"Traditional security is no longer effective enough against the latest attacks," said Stephan Le Roux, RSA's district manager for southern Africa, in an interview with ITWeb. "The reality is that hackers are well-funded, and because they have to deal with less red tape, their activities are less complicated.

"The latest types of attacks mean that today's solutions must be more integrated and functional," he said, adding that combining governance, risk and compliance (GRC) and security management enables businesses to prioritise what is important to them. "A more integrated solution allows businesses to better protect themselves and to react faster in the event of an attack," Le Roux said.

This approach increases visibility for customers and allows them to make informed decisions, particularly when thinking about how best to secure and store their sensitive data, he noted. It is important for companies to establish what their "crown jewels" are, said Le Roux.

"Every company needs to understand what product or service they offer the market that differentiates them from their competitors. Then they have to assess what would happen if this asset was compromised," he said, adding that once the company has done this analysis, it needs to put procedures in place to prevent anything from happening to this competitive advantage.

This is all about live planning, according to Le Roux, who pointed out that the company must also ensure this plan is properly implemented and communicated to those involved and that it should be accessible to all should anything go wrong. "This plan should be run like a fire drill to get everyone familiar with the process and to make sure everyone knows what they are supposed to do."
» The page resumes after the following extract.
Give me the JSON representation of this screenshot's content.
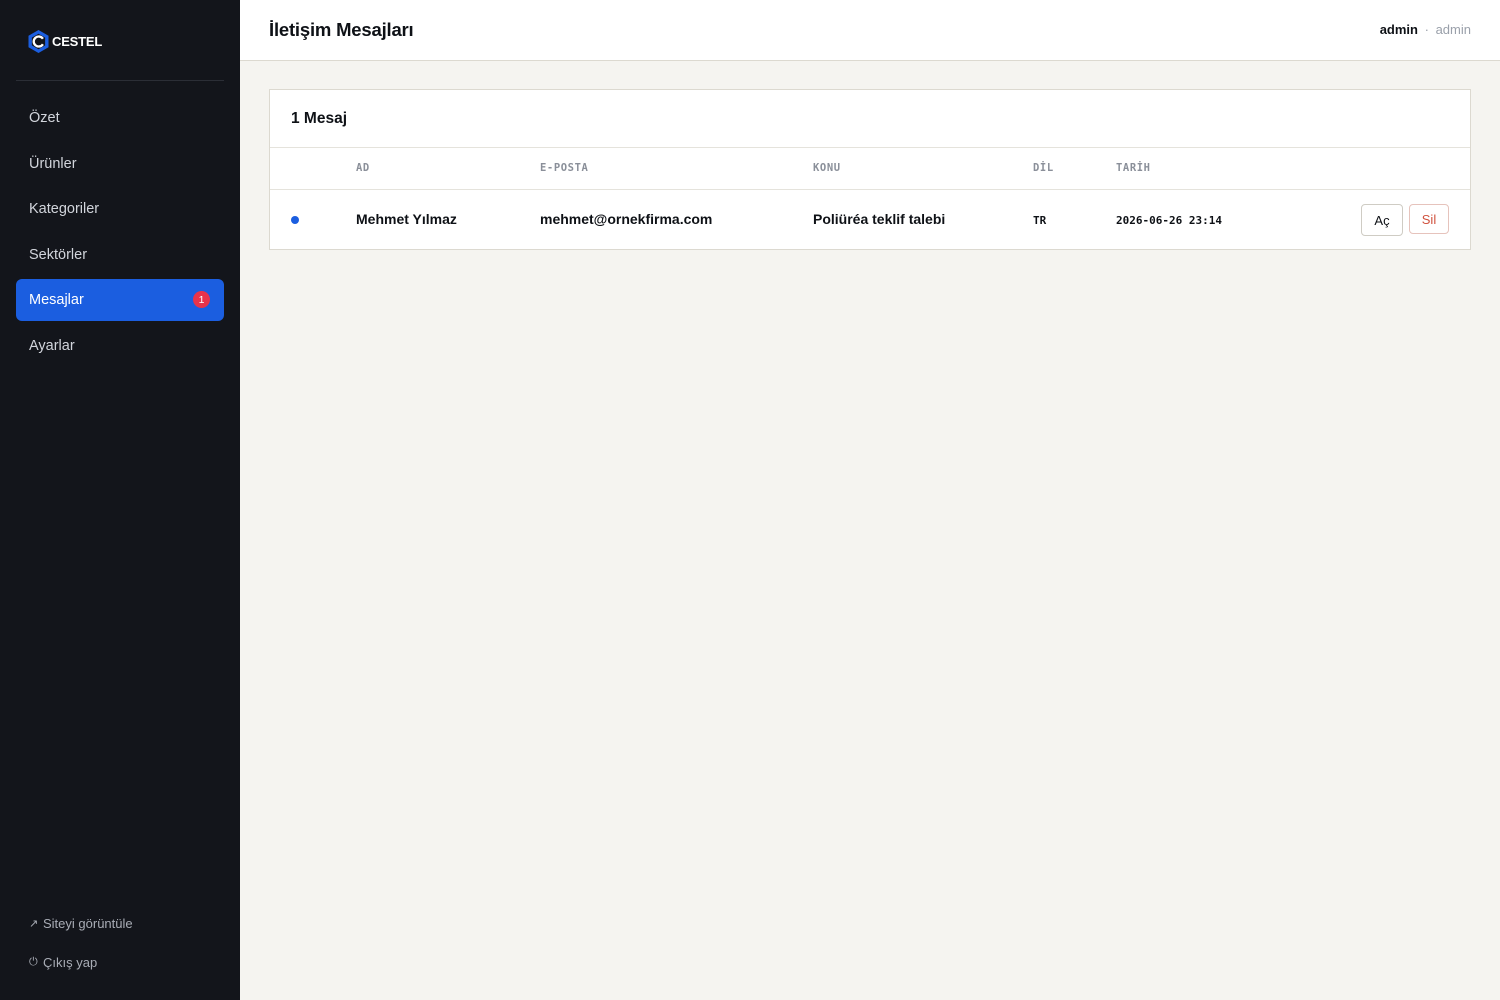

According to Le Roux, this need for solid security plans is part of the reason why customers are looking for more comprehensive GRC solutions, as risks can affect compliance and can result in reputational damage for the organisation.

More and more companies are being breached, he concluded, stressing that companies should stop considering security and GRC solutions as "grudge" purchases. "Going forward, security and GRC discussions should be happening at boardroom level if companies want to protect themselves and safeguard their reputations in the world we live in today."